Pine Hall Faculty, 1953. Herman Campbell is the first from the left in the back row.

Herman E. Campbell (1898-1987) was born in Portapique, Nova Scotia on 14 June 1898. He was educated in Colchester County schools; Dalhousie University; and Pine Hall Divinity Hall. On June 8, 1924, he became the last person ordained by the Presbyterian Synod of Nova Scotia prior to church union. Following ordination, he served the pastoral charges at Ingonish; Merigomish, New Glasgow: Trinity United Church; Stewiacke; and Brunswick Street United Church, Halifax. He also served in the Sussex and Bathurst pastoral charges in New Brunswick.

Rev. Campbell served as a private in World War I and was awarded the Military Medal for bravery in the field. During World War II, he served overseas as a director of YMCA War Services.

Rev. Campbell was greatly involved in Christian education work during his ministry and lectured on this topic at Pine Hill. He was granted an Honorary D.D. from Pine Hill in 1957. He retired in 1961 and passed away on July 6, 1987 in Halifax.

Below is an excerpt from a sermon he preached at Brunswick Street United Church, Halifax on February 5, 1950:

 

Patching Up the Old (abridged)

Mark 2: 21 No man seweth a piece of new cloth on an old garment.

“…Now, I hold the strong opinion that as a people and as a Church we have been doing too much patching. We patch up the home situation: we put patches over the breaches in the Church – : We put flimsy patches on the international fabric, when we should be started with the foundations or weaving it new.

…It is my forthright conviction-which I shall again repeat that our day needs, as nothing else – a new beginning.

…Consider the international field. Four years of patching – or attempted patching of the international highway has landed us in a bog that apparently is bottomless. A realistic look at the situation reveals the woeful fact that four years of negotiations have not produced peace, but mounting tensions, unsettled conditions, frustration and despair in the hearts of whole nations. Starvation diet continues, acres of rubble remain untouched, homes are not rebuilt, because despair and hopelessness gnaw at the hearts of people…

Christianity must implement its tenets: it must be willing to get out of its old ruts or it will be eliminated by the tides of time.

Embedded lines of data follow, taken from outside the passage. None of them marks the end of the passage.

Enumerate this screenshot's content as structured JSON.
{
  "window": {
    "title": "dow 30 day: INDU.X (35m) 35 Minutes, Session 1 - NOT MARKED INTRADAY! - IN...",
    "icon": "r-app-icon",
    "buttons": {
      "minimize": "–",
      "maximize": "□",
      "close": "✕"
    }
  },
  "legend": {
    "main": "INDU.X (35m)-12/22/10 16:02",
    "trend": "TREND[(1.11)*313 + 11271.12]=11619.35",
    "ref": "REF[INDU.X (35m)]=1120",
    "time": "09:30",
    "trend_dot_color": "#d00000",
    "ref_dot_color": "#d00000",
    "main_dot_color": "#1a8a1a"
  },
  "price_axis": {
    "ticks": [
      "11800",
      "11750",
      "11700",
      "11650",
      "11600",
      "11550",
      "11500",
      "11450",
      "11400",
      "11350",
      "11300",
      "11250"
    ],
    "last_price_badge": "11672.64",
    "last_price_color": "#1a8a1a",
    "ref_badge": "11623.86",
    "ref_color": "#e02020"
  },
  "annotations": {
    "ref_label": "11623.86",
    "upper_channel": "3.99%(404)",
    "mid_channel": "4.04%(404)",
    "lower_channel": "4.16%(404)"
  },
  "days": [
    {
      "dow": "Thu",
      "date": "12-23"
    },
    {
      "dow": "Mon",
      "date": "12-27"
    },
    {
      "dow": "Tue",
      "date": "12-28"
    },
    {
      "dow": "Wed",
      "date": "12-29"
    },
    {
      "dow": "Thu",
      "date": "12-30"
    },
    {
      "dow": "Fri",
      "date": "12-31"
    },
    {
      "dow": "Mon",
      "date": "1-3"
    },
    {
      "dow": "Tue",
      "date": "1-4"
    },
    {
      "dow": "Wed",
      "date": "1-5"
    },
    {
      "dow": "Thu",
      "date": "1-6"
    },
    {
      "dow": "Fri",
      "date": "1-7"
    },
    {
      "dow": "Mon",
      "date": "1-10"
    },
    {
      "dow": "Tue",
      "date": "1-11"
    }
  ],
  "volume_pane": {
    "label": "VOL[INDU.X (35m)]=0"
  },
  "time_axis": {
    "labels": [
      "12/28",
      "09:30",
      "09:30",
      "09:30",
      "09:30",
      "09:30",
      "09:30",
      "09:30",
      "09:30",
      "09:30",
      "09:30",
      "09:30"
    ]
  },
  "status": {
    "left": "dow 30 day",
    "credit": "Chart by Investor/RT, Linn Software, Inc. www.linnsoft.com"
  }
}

Leaders in every walk of life are aware, I believe, of the necessity of making a new start….

….We are all children of life, children of God. By inheritance, we are the product of many generations and the heirs of the ages: by the right of contributions we are the responsible rightful custodians of the present and the makers of the future. As children of God, we are duty bound to utilize all in the past that is vital and worthy, and, as followers of One who came to be the Inaugurator of a new age, and who shewed to man a new and living way, we must be ever open-minded, ready to blaze new trails, to tear down the old scaffolding and erect the new that shall the more readily meet the needs of an ever-needy present.”

 

Information compiled by Judith Colwell